### [Work task]
Your answer should be each line of the entries that contains the word "Enable", copied in full.

** Opening Given data block **

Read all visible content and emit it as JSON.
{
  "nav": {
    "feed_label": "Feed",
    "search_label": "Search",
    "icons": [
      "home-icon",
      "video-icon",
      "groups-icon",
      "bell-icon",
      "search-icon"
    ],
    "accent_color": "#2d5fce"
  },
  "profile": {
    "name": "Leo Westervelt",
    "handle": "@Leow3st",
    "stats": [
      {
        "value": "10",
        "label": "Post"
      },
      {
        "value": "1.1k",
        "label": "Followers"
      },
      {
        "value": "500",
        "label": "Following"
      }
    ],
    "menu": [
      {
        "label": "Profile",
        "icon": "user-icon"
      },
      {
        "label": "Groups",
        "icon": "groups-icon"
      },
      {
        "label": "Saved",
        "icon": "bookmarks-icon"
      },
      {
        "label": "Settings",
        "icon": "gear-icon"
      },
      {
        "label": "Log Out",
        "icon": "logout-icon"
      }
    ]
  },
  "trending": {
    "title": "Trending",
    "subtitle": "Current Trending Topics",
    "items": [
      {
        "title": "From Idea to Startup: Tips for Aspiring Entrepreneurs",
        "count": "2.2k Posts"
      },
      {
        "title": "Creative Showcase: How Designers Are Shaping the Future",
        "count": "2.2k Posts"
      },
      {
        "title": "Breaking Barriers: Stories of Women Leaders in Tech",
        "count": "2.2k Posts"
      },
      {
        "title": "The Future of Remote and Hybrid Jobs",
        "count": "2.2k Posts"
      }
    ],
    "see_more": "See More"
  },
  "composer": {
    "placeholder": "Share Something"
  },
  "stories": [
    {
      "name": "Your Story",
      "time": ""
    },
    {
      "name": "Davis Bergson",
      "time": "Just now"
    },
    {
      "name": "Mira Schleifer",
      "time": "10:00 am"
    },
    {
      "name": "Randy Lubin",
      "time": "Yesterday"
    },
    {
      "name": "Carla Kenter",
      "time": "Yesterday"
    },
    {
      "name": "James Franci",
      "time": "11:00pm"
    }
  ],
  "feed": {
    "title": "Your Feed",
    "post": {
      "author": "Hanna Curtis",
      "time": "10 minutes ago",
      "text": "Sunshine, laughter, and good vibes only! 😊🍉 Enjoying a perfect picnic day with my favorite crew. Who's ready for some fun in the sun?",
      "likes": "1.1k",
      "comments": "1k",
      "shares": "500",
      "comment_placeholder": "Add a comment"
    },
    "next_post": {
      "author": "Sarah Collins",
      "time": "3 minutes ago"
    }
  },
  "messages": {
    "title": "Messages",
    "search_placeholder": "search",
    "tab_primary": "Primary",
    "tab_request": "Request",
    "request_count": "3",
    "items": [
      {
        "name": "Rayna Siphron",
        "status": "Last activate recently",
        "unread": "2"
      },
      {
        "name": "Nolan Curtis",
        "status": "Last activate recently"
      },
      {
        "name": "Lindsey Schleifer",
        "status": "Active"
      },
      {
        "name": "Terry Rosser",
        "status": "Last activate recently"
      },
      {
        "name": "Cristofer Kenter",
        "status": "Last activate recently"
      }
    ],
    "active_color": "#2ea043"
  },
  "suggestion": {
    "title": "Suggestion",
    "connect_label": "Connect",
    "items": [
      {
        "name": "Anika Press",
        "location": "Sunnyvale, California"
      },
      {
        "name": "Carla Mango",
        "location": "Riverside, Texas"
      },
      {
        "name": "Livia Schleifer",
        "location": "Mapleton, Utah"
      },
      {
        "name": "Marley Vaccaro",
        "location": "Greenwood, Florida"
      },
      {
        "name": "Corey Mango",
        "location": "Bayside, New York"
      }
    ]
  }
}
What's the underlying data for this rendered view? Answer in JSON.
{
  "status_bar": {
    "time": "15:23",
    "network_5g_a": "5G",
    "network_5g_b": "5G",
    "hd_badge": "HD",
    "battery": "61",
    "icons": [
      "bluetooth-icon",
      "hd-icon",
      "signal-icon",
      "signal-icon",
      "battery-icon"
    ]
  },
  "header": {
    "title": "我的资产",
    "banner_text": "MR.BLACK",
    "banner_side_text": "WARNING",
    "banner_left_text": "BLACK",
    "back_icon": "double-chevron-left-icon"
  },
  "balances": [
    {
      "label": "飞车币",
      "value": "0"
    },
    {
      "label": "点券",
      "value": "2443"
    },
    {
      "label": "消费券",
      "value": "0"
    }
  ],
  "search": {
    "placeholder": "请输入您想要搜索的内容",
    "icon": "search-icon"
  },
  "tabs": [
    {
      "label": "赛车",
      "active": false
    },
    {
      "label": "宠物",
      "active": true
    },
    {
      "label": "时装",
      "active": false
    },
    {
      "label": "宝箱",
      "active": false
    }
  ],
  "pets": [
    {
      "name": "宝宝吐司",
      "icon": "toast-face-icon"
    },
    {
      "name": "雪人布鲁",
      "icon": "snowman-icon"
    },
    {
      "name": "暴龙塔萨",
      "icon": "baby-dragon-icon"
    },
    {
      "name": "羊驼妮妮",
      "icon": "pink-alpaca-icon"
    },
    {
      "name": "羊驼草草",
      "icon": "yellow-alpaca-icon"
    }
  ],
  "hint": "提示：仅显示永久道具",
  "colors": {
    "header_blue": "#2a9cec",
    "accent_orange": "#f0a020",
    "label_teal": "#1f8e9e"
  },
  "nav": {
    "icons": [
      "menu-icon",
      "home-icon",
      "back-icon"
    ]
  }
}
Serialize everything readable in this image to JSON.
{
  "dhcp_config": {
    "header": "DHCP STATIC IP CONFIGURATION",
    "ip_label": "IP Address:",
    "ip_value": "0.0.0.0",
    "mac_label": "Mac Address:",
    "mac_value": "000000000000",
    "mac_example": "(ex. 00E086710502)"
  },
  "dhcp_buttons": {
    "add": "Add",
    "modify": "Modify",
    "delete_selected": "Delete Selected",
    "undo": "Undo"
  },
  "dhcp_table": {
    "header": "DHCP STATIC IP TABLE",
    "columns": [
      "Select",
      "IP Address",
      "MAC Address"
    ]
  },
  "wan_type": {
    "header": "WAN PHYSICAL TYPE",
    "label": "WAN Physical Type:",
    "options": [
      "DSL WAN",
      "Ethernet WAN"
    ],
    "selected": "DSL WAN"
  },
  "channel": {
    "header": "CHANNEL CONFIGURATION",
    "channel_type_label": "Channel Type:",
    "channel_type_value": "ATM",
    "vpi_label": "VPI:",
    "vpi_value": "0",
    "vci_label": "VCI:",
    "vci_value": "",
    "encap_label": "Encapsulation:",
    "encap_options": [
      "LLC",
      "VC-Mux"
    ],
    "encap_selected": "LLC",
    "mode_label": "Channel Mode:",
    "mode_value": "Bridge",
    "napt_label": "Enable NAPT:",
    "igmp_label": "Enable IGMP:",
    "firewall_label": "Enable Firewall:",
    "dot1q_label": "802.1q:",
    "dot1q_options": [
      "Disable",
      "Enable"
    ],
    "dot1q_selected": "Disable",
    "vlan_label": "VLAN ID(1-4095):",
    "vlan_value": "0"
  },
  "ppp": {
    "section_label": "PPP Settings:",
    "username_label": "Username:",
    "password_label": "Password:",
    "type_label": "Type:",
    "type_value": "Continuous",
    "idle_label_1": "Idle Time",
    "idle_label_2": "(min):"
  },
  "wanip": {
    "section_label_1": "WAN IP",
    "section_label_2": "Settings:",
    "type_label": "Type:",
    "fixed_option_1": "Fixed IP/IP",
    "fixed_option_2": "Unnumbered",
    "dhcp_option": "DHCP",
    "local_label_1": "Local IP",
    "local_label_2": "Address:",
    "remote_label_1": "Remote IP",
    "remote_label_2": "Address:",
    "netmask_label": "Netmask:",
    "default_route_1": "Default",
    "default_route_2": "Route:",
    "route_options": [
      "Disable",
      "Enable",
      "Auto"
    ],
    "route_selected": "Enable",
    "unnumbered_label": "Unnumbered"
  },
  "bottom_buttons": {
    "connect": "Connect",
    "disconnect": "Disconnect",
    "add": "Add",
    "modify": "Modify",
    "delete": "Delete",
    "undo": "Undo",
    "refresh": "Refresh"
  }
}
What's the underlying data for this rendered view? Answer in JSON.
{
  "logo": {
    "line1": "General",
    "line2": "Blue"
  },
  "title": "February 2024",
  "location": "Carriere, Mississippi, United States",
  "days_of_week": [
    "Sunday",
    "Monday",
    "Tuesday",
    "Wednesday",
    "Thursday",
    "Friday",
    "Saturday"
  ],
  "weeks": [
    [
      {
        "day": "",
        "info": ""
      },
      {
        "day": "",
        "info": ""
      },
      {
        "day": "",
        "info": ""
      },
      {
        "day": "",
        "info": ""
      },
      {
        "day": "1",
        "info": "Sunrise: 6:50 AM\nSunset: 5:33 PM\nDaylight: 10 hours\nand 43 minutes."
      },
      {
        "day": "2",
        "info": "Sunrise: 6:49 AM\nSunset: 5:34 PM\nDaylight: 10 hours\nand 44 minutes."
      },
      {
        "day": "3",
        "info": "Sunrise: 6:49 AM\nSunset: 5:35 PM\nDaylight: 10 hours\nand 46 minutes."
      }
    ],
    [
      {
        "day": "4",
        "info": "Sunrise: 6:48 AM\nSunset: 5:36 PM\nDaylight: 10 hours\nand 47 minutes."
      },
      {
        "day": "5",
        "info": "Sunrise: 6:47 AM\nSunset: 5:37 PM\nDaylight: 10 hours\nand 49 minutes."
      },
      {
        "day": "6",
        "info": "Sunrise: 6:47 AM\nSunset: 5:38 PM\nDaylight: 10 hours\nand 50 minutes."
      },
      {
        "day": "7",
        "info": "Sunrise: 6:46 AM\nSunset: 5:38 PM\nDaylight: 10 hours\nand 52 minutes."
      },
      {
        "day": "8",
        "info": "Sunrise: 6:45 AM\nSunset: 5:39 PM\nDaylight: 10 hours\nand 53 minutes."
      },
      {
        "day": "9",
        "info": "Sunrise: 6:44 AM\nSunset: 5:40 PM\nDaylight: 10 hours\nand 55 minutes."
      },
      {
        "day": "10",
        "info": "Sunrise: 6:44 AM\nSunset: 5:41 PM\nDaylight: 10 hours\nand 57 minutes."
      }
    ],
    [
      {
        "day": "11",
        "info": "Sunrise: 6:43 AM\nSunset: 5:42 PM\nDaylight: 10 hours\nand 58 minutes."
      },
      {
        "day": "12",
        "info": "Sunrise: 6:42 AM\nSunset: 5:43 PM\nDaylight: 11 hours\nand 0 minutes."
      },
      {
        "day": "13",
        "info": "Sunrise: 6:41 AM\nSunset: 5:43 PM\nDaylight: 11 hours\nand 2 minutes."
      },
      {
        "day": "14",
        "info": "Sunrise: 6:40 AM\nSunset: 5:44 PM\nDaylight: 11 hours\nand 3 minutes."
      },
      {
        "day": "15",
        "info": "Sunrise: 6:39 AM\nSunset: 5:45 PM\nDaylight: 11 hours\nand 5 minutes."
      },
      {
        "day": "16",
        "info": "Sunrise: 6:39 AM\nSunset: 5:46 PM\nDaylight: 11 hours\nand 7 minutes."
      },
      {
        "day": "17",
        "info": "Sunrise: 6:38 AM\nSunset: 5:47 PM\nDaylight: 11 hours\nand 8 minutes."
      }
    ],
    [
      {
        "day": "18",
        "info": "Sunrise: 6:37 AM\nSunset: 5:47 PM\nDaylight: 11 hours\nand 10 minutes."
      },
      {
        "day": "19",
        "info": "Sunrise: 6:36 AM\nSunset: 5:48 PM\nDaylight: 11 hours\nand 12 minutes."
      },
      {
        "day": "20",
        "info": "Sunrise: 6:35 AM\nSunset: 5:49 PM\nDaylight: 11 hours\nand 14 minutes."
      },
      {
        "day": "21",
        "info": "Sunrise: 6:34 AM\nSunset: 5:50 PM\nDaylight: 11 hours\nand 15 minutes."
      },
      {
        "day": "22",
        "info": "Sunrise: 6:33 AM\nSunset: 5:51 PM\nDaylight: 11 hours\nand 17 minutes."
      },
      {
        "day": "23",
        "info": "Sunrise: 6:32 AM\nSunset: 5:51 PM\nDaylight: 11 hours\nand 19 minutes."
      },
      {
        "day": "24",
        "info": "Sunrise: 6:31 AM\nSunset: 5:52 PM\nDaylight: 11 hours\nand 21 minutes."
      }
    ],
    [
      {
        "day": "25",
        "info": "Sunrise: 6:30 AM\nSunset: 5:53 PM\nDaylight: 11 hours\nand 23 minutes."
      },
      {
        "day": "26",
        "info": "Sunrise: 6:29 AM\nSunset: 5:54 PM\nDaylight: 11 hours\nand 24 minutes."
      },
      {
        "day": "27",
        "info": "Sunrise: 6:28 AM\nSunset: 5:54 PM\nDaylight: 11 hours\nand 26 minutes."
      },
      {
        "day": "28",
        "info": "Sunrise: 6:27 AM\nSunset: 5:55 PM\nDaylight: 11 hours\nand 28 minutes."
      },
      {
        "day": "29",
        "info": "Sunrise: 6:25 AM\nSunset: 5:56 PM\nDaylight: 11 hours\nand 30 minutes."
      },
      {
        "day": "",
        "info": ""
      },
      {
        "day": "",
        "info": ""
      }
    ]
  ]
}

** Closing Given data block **

### [Exercise answer]
    "napt_label": "Enable NAPT:",
    "igmp_label": "Enable IGMP:",
    "firewall_label": "Enable Firewall:",
      "Enable"
      "Enable",
    "route_selected": "Enable",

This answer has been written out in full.